Garrity said there were no balloon crashes reported and no traffic accidents impairing access in and out of Balloon Fiesta Park. However, there was so much traffic pressure that placing attendants in parking lots where they collected fees, instead of on the feeder roads, may not have had the desired effect of moving vehicles more quickly.
“We won’t know until later in the week how effective that was,” the event spokesman said. Far clearer is the effectiveness of a new ramp at Pasadena NE routing exiting fiesta traffic directly onto southbound Interstate 25. “It worked as it was designed to do,” he said.
While there really isn’t a bad seat anywhere on the field, arguably, one of the better views is from atop one of two new sky boxes.
“It’s fantastic,” said Dr. Steve Komadina, gazing out over the launch field. “I would have spent a million dollars for this.”
Luckily, the sky boxes rent for just $5,000 per session, food and nonalcoholic drinks included. “There are other kinds of premium places to get food and things like that, but nothing’s elevated like this.”
Komadina, a former state senator, said he wanted to give his staff at Health Horizons “an experience to see what it’s like, and because I’m on the fiesta board of directors I wanted to see what it’s like.”
Spoiler alert: the board, he said, is now thinking about setting up a cluster of 12 sky boxes.
Walking around the launch field, many different languages could be heard. The fiesta is, indeed, an international event.
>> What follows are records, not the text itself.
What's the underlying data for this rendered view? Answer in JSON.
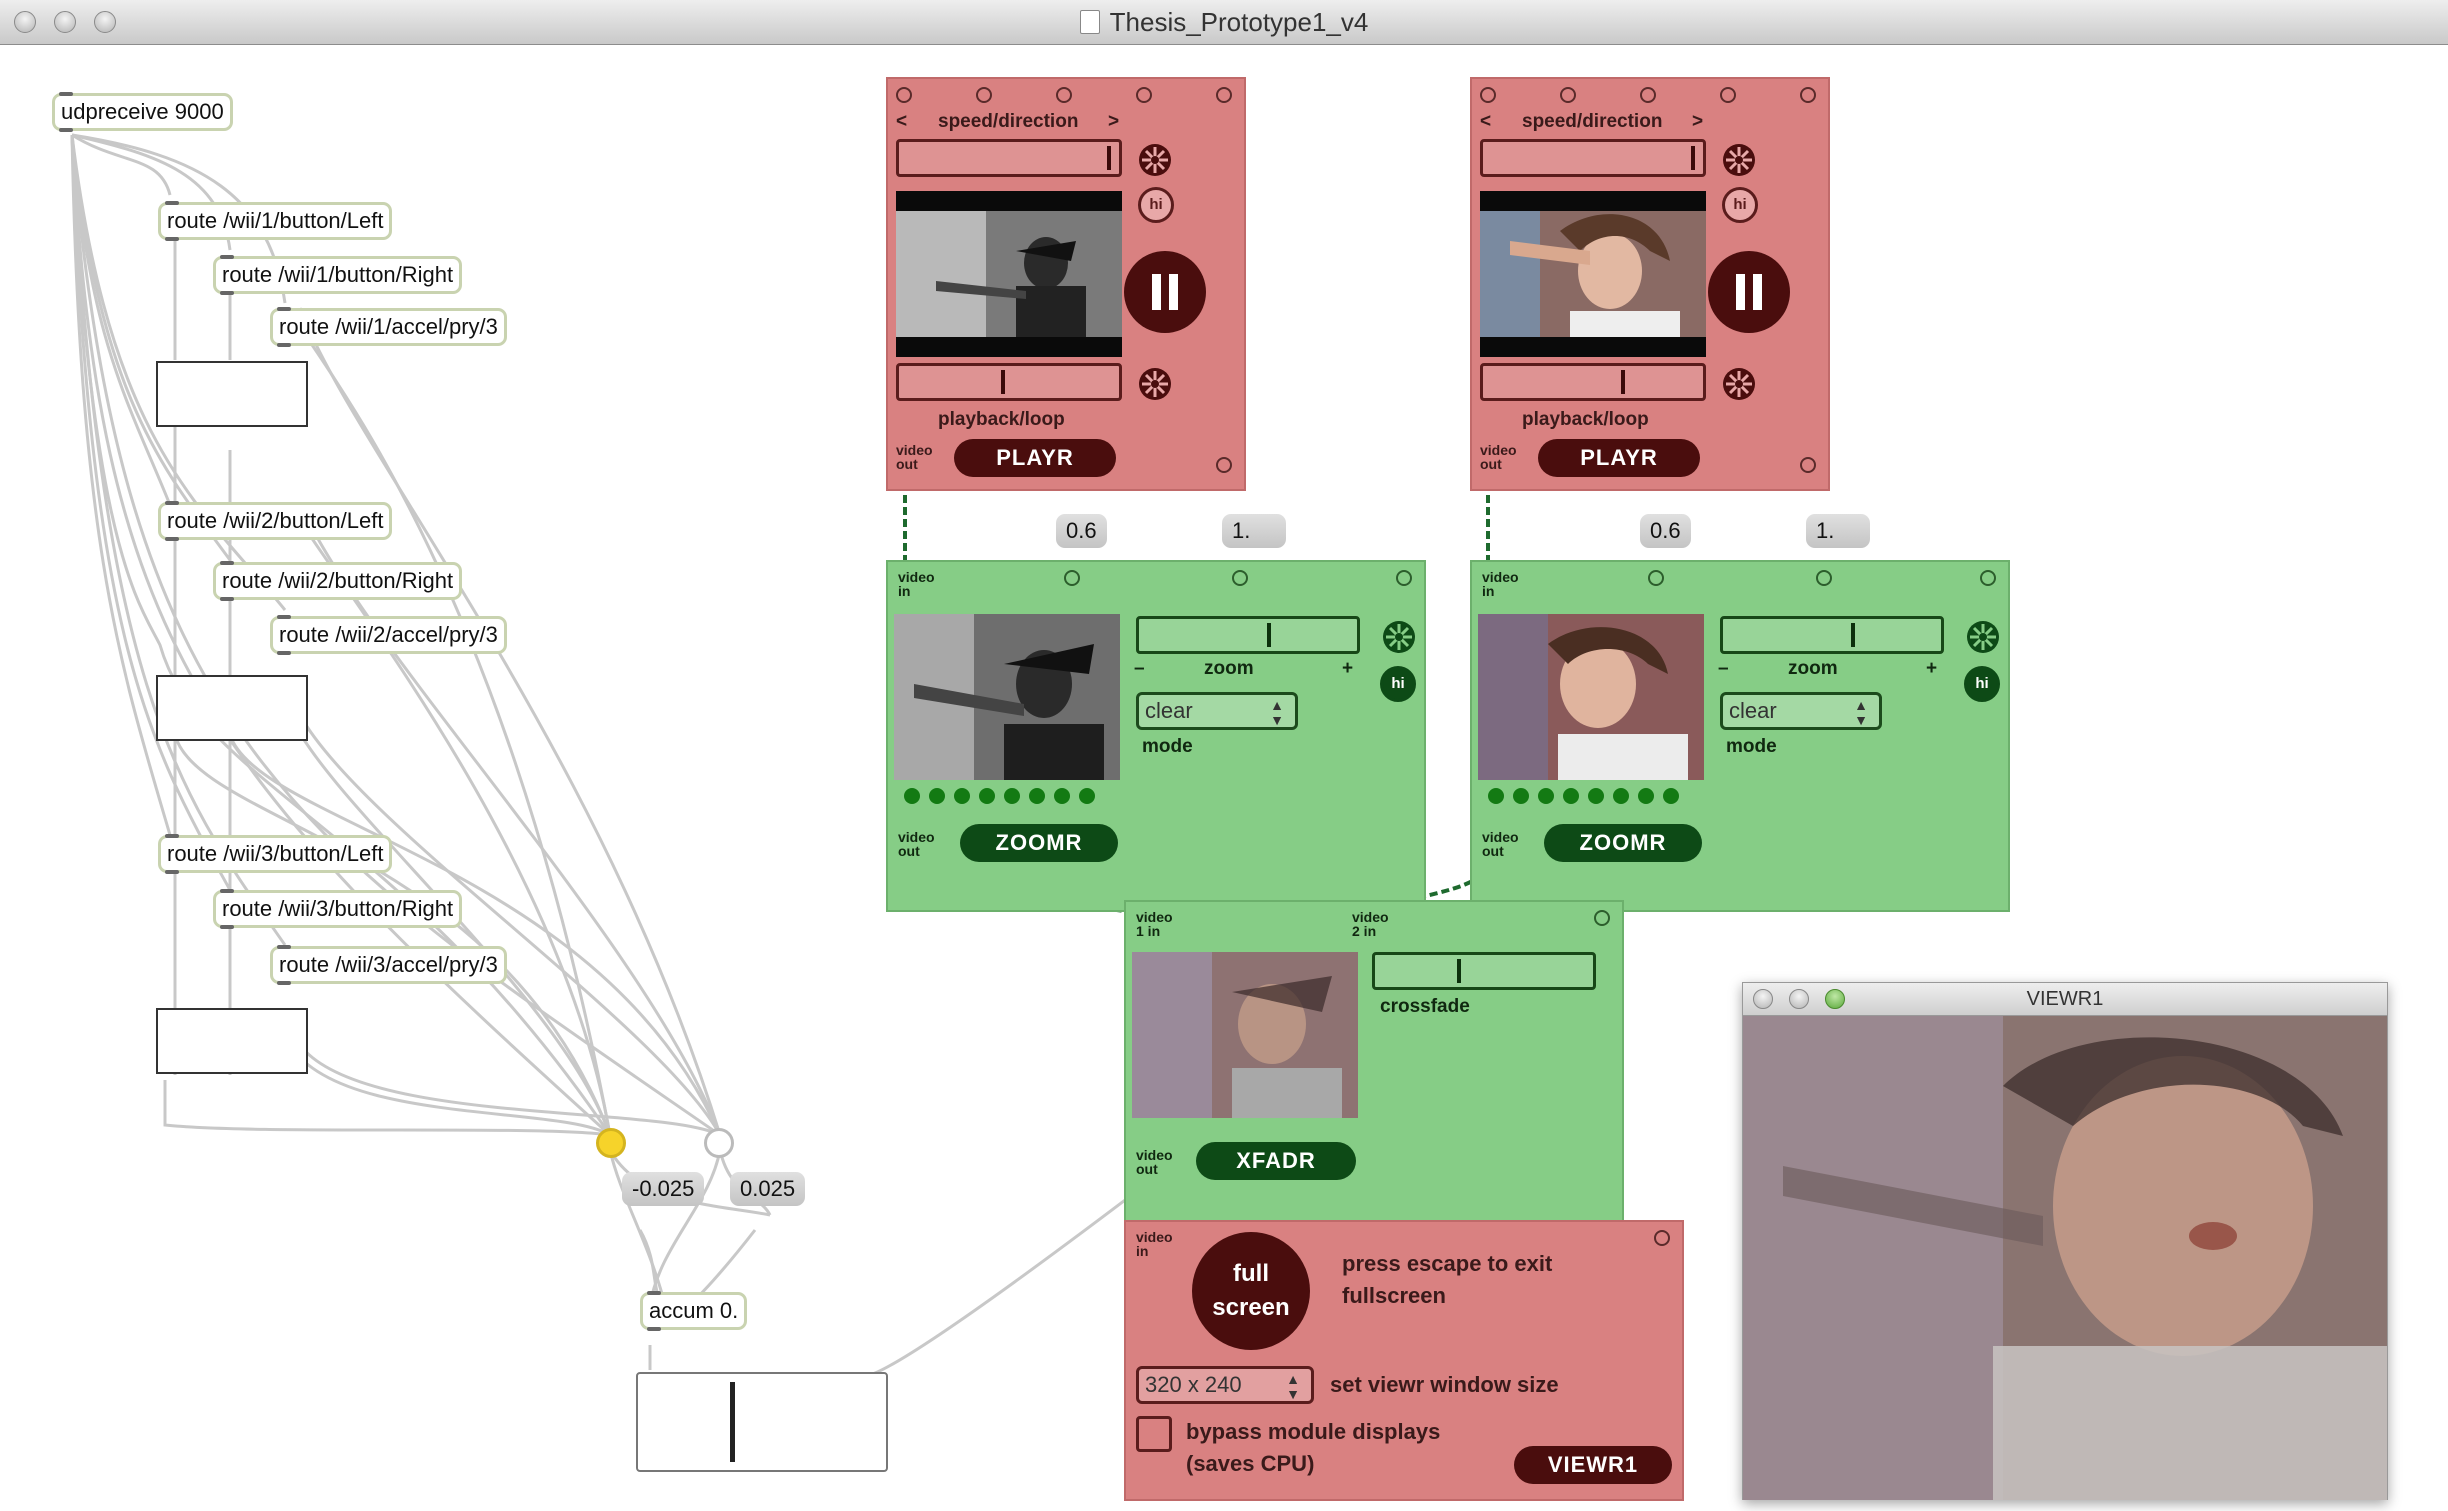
{
  "window": {
    "title": "Thesis_Prototype1_v4"
  },
  "objects": {
    "udp": "udpreceive 9000",
    "r1l": "route /wii/1/button/Left",
    "r1r": "route /wii/1/button/Right",
    "r1a": "route /wii/1/accel/pry/3",
    "r2l": "route /wii/2/button/Left",
    "r2r": "route /wii/2/button/Right",
    "r2a": "route /wii/2/accel/pry/3",
    "r3l": "route /wii/3/button/Left",
    "r3r": "route /wii/3/button/Right",
    "r3a": "route /wii/3/accel/pry/3",
    "accum": "accum 0."
  },
  "numbers": {
    "neg": "-0.025",
    "pos": "0.025",
    "z1a": "0.6",
    "z1b": "1.",
    "z2a": "0.6",
    "z2b": "1."
  },
  "toggles": {
    "left_on": true,
    "right_on": false
  },
  "playr": {
    "speed_label": "speed/direction",
    "less": "<",
    "more": ">",
    "hi": "hi",
    "playback_label": "playback/loop",
    "video_out": [
      "video",
      "out"
    ],
    "name": "PLAYR"
  },
  "zoomr": {
    "video_in": [
      "video",
      "in"
    ],
    "video_out": [
      "video",
      "out"
    ],
    "zoom_label": "zoom",
    "minus": "–",
    "plus": "+",
    "hi": "hi",
    "mode_value": "clear",
    "mode_label": "mode",
    "name": "ZOOMR"
  },
  "xfadr": {
    "in1": [
      "video",
      "1 in"
    ],
    "in2": [
      "video",
      "2 in"
    ],
    "crossfade_label": "crossfade",
    "video_out": [
      "video",
      "out"
    ],
    "name": "XFADR"
  },
  "viewr": {
    "video_in": [
      "video",
      "in"
    ],
    "full_screen": [
      "full",
      "screen"
    ],
    "escape_text": [
      "press escape to exit",
      "fullscreen"
    ],
    "size_value": "320 x 240",
    "size_label": "set viewr window size",
    "bypass_text": [
      "bypass module displays",
      "(saves CPU)"
    ],
    "name": "VIEWR1",
    "window_title": "VIEWR1"
  },
  "colors": {
    "red_module": "#d98181",
    "green_module": "#86cd86",
    "dark_red": "#4a0d0d",
    "dark_green": "#0d4a16",
    "toggle_on": "#f6d32a"
  }
}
“This is my first time here and first time to see hot air balloons,” said Josen Osias, who was visiting from Saipan with his wife, Joy Osias, and their children, Kelsey, 7, Nathan, 5, and Cassidy, 3. “The festival is very big and very exciting and my kids love it.”
Added Joy, “It is beautiful and amazing. We’re overwhelmed because there are a lot of them, and bigger than I thought they would be.”
J.J. Yeap, an engineer working at Intel for the next year, came from Malaysia, where he has seen hot air balloons before, “but nothing so big and grand like this,” he said. “So many colors. I am amazed.”
Demetrius Cousins grew up in the East African country of Tanzania and has lived in Florida for the last 14 years. He and some friends came to experience the spectacle of the fiesta.
“I’ve never seen anything like this, never seen this many balloons in my life, I didn’t even know that they could make balloons in these shapes. It’s crazy,” he said. “We were talking to some of the people out here and I was thinking, like, you have to be a baller to buy one of these.”